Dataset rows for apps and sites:
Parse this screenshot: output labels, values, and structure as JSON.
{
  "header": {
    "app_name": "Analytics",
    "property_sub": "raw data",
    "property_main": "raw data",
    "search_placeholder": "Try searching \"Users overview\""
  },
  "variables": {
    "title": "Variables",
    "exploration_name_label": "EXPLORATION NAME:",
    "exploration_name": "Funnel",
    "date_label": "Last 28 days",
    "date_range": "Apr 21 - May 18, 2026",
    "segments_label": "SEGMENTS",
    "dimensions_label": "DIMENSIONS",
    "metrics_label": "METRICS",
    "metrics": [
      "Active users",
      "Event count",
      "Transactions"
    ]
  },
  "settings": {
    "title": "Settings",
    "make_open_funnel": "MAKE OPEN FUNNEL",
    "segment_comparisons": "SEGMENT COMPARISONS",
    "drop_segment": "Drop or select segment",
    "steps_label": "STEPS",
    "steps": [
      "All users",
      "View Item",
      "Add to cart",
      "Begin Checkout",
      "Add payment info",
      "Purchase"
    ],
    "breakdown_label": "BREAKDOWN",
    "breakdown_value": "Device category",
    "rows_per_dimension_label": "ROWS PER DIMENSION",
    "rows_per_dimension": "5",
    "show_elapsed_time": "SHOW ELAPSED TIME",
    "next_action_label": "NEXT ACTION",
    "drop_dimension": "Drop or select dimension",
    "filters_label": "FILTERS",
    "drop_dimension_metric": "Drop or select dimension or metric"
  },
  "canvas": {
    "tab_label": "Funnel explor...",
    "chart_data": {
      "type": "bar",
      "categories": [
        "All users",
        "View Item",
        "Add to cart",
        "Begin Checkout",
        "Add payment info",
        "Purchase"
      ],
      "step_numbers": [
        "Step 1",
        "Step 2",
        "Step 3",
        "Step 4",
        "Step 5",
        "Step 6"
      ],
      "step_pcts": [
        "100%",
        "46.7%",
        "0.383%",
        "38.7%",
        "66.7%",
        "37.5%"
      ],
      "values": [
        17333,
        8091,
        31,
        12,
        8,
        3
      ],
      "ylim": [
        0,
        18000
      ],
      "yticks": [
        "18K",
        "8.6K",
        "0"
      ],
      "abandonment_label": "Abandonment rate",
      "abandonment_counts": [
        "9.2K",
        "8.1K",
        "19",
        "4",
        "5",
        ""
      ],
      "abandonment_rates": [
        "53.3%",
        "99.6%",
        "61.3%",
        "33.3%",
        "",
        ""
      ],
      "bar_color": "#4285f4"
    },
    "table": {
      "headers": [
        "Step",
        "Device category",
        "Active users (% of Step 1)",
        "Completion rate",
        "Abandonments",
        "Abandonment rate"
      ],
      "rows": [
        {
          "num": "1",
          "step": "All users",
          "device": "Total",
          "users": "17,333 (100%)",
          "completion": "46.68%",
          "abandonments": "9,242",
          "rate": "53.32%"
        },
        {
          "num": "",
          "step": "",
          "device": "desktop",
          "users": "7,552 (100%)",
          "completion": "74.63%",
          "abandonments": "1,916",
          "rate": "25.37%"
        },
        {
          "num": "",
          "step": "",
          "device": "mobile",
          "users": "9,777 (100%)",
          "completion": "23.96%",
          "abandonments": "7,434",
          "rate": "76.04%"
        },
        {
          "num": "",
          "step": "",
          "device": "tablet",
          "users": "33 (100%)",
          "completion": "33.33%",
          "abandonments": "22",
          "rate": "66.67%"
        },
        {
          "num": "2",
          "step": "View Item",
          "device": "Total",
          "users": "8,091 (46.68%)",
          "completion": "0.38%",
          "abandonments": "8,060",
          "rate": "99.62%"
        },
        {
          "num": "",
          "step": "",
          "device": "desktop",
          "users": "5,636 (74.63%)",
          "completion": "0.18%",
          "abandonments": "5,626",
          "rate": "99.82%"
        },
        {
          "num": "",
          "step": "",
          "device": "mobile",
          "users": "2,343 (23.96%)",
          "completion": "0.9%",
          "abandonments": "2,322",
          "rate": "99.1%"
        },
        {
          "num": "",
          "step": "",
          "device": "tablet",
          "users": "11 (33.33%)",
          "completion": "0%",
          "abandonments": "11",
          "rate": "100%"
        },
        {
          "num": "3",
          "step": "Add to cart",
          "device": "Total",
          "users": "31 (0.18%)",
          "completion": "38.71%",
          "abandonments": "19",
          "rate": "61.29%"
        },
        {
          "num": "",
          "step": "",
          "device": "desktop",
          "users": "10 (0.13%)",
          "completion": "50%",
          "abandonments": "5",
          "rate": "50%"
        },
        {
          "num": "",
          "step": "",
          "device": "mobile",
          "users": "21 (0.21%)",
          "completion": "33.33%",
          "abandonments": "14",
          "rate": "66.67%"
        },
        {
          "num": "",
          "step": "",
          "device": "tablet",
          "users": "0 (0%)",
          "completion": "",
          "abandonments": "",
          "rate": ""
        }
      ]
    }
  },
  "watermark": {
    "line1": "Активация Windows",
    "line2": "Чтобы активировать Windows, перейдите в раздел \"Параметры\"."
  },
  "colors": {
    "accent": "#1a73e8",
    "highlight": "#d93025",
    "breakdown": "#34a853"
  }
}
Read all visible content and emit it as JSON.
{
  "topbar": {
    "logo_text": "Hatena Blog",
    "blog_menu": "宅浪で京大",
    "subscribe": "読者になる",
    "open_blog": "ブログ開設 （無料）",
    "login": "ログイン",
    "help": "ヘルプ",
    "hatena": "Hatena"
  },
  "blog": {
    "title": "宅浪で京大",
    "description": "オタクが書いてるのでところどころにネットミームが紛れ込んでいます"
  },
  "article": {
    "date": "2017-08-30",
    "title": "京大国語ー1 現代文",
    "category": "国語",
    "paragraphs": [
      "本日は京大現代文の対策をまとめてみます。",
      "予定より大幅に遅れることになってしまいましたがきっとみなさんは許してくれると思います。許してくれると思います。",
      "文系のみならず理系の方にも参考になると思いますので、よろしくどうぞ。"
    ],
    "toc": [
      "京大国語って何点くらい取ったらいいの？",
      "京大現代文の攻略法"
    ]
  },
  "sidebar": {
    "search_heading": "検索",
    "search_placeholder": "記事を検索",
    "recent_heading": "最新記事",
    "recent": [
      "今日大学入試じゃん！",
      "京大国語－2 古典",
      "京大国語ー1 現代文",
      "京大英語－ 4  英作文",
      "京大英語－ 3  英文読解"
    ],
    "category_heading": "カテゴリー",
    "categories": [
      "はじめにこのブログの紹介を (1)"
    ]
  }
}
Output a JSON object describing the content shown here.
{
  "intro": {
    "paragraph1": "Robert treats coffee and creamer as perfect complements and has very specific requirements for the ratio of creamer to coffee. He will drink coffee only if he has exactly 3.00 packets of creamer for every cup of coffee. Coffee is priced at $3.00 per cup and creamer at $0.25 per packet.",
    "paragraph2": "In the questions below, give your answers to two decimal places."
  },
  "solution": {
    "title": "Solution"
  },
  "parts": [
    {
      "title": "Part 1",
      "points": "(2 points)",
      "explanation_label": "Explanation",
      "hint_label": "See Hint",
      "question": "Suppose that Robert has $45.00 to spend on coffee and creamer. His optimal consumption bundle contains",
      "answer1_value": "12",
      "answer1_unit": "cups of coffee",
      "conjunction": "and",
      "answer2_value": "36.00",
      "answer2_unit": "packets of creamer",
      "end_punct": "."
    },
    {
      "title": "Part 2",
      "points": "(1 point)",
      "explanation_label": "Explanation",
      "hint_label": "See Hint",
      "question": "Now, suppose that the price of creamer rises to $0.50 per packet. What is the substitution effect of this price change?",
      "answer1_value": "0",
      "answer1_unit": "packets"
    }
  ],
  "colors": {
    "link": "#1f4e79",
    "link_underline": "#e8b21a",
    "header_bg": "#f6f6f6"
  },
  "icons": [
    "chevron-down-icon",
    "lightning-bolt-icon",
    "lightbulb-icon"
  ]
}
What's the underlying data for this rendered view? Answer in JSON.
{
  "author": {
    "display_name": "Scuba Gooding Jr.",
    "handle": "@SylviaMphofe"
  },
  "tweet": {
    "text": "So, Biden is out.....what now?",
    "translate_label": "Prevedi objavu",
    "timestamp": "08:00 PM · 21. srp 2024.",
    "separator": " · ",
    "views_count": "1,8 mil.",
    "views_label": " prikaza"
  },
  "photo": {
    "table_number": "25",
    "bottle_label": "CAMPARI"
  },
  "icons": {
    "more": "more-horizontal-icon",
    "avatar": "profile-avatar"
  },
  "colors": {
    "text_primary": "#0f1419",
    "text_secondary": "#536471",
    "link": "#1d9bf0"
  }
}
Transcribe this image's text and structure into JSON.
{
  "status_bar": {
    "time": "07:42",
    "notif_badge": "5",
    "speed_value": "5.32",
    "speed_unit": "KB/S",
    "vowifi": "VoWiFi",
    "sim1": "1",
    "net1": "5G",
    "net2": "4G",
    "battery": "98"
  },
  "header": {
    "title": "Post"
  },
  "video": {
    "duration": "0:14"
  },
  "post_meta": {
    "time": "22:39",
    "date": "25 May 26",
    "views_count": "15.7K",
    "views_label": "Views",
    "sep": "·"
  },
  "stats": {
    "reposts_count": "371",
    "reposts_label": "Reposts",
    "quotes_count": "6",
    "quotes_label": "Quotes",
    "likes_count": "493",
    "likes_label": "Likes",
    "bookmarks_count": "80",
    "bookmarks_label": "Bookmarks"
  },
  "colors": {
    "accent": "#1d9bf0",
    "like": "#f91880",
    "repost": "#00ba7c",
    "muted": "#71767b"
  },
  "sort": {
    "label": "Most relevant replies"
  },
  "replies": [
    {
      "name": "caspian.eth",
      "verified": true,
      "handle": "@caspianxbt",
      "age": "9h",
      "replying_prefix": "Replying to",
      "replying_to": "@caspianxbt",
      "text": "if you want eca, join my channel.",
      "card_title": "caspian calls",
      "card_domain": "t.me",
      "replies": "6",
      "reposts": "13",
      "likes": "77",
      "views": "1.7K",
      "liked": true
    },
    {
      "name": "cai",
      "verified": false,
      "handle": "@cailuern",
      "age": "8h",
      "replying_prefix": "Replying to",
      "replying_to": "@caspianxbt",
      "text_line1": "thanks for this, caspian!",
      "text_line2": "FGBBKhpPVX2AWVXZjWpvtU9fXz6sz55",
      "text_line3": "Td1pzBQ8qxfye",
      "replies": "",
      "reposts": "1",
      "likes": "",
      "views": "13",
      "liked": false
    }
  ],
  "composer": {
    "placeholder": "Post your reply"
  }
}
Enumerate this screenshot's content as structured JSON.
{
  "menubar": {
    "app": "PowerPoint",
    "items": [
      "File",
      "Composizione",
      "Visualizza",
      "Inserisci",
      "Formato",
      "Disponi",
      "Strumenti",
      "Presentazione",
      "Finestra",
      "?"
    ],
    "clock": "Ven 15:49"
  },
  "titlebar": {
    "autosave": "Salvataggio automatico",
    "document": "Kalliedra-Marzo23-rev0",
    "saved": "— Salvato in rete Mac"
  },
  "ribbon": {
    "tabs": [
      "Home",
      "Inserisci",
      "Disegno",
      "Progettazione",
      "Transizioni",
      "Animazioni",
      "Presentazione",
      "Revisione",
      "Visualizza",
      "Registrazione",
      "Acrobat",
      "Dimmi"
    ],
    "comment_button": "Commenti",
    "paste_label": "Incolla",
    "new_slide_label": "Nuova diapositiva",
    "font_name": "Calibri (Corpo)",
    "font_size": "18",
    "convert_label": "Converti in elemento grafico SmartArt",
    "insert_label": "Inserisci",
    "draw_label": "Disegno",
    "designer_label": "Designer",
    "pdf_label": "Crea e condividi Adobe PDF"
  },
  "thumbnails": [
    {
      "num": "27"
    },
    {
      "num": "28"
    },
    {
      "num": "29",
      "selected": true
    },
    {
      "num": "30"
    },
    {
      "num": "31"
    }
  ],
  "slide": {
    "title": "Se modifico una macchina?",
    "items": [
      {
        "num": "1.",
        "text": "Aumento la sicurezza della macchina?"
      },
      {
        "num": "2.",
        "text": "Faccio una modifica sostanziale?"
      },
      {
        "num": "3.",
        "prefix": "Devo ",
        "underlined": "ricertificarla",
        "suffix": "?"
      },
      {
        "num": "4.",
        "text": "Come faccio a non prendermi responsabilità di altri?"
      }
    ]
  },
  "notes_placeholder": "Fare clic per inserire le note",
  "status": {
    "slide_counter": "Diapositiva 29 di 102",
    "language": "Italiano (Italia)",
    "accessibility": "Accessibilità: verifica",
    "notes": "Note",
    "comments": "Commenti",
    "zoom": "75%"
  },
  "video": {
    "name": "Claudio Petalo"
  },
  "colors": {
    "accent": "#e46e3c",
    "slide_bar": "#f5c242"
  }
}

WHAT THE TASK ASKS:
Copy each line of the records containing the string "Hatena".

RESULT FOR THIS EXERCISE:
    "logo_text": "Hatena Blog",
    "hatena": "Hatena"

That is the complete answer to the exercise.